Onshore/Offshore Facilities

SpaceX Sells Former Oilfield Rigs

Elon Musk-led firm puts hold on exploration of marine-based launch pads ... for now.

The ENSCO 8500 semisubmersible was renamed Deimos last year.
Source: Keppel FELS

SpaceX will not convert two semisubmersible oil rigs into launch platforms as originally planned, and has sold the former Ensco rigs to an undisclosed party. The company bought the units back in 2020 with plans to convert the rigs into offshore launch pads for its Starship vehicle. The rigs—the former ENSCO 8500 and 8501—were renamed Deimos and Phobos after the two moons of Mars.

Both units were sold by offshore drilling contractor Valaris for $3.5 million each. Valaris was formed in 2019 when Ensco acquired Rowan. The company was forced into bankruptcy protection in 2021 as offshore markets languished as the COVID-19 pandemic spread across the globe.

The semisubs were taken to Pascagoula, Mississippi, for conversion work, but it is not thought much of that work ever took place. A Port of Pascagoula Daily Shipping Report dated 13 February and posted to social media showed the Deimos was due to depart the port on 20 February. Phobos was set to follow on 12 March.

According to press reports, SpaceX President Gwynne Shotwell told reporters after a presentation at the Federal Aviation Administration Commercial Space Transportation Conference on 8 February that the company had sold the rigs after concluding they were not suited to serving as launch platforms.

“We bought them. We sold them. They were not the right platform,” she said. She did not disclose when SpaceX sold the rigs or to whom.

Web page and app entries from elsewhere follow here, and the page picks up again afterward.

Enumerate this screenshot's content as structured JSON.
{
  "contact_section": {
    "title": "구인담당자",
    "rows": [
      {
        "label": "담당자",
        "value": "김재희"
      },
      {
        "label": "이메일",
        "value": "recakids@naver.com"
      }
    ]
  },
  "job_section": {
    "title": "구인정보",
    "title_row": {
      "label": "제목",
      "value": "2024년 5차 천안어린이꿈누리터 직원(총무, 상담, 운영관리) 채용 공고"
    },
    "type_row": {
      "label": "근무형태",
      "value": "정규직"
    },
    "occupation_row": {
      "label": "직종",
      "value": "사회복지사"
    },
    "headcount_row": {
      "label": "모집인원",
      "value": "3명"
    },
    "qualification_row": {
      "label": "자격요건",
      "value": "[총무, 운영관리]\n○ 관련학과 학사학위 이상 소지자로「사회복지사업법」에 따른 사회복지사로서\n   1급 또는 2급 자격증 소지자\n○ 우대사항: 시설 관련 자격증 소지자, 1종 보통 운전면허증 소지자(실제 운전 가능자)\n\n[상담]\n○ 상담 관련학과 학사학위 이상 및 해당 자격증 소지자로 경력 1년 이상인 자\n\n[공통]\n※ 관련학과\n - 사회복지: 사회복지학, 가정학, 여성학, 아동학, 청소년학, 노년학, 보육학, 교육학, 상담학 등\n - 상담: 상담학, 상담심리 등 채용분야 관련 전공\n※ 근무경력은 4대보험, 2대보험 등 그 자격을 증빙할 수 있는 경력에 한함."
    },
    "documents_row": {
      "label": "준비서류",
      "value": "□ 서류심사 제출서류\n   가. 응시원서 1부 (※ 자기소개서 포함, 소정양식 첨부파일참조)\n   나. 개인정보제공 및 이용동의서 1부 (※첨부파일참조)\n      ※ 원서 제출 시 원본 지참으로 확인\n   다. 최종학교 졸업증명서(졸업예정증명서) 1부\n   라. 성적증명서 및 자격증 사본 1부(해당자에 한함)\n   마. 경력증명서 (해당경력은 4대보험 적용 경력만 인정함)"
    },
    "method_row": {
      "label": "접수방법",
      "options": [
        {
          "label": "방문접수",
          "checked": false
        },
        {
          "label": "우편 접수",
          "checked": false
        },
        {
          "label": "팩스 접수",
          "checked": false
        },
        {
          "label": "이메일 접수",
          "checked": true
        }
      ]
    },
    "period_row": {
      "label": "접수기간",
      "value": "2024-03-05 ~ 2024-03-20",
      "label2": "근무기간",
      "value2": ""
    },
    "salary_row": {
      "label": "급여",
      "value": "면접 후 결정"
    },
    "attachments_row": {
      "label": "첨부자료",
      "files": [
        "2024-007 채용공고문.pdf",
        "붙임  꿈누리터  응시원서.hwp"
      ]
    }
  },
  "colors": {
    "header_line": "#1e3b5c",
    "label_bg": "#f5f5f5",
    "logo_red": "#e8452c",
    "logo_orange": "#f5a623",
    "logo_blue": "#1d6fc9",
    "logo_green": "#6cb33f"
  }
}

Offshore launch bases are still expected to play a role in future Starship missions. Shotwell added that it was important to get some launches under their belts to see how Starship behaves before pursuing future ocean-based solutions.